The plot is ridiculously simple. A young Hispanic man is on trial for murdering his father, and in what appears to the majority of the jury, an open and shut case of guilty.
One man, Henry Fonda, as juror number 8, stands alone as the dissenting voice against the prejudice and preconceived ideas of the other 11. Though bit by bit, the evidence is broken down and what initially appeared so certain becomes a reasonable doubt in enough of the jurors minds as to expose the bigoted notions of a couple of them.

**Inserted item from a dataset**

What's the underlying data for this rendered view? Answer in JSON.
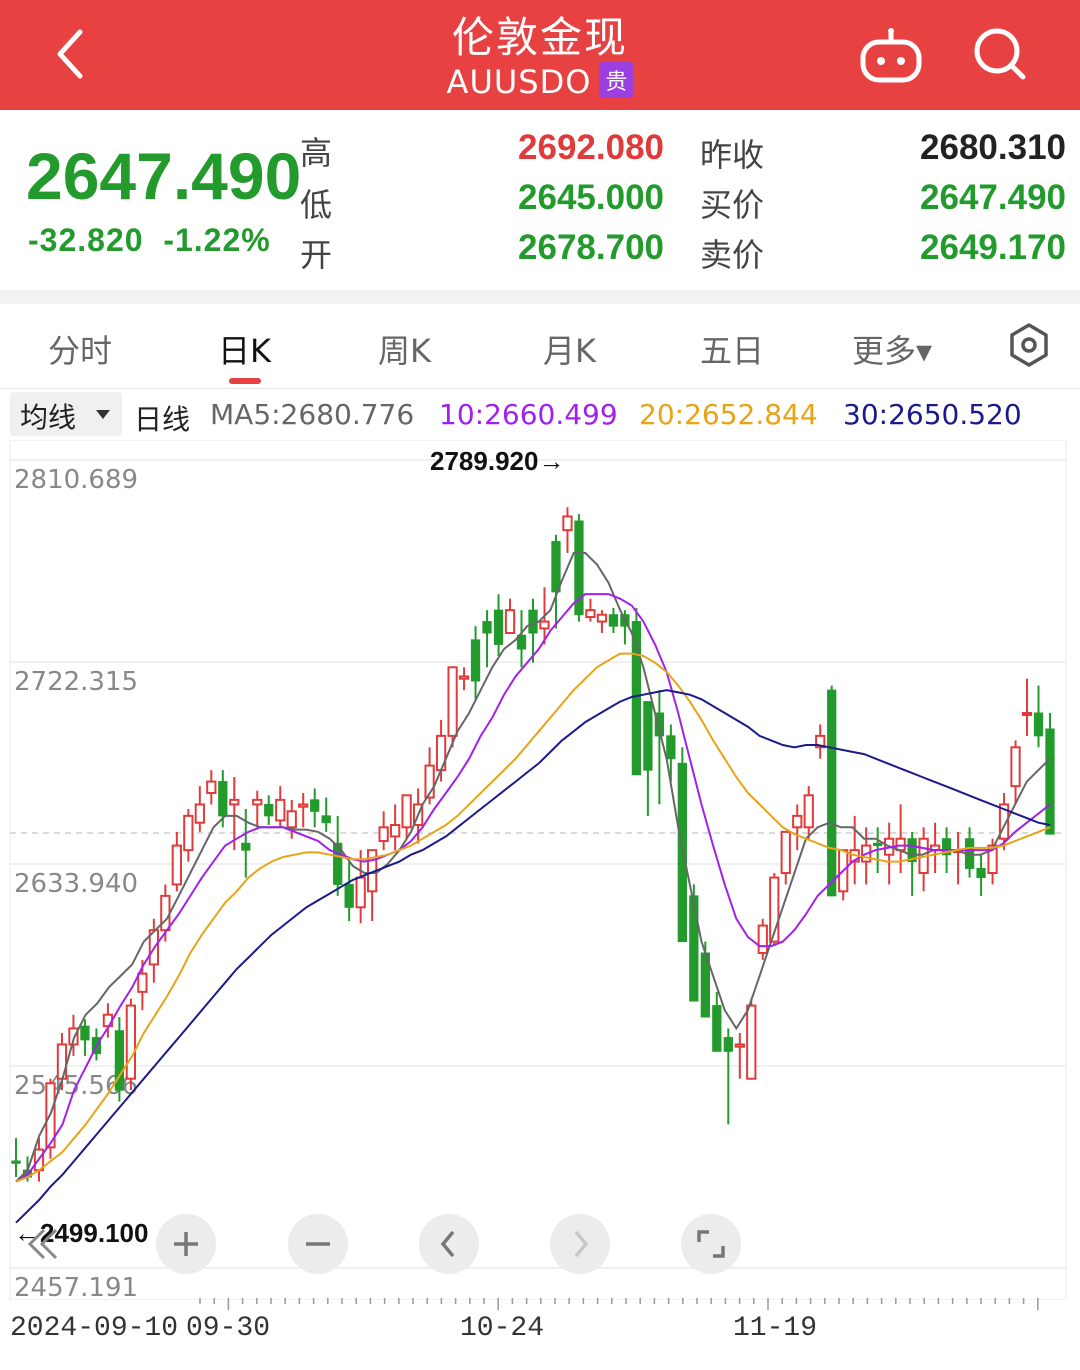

The essence of this film is in it's refreshing simplicity in terms of staging, dialogue and delivery. The actors are all on top of their game, working with first class material. Other films rely on epic sets and or clever camera techniques to hold the audiences attention. (I discount Citizen Kane from that as it was a true landmark achievement) This film, above all others, proves that that is not necessary. Twelve Angry Men rewards the viewer even after the 30th watch (certainly in my case! I could play the parts myself, although not quite as good!). Simply the best!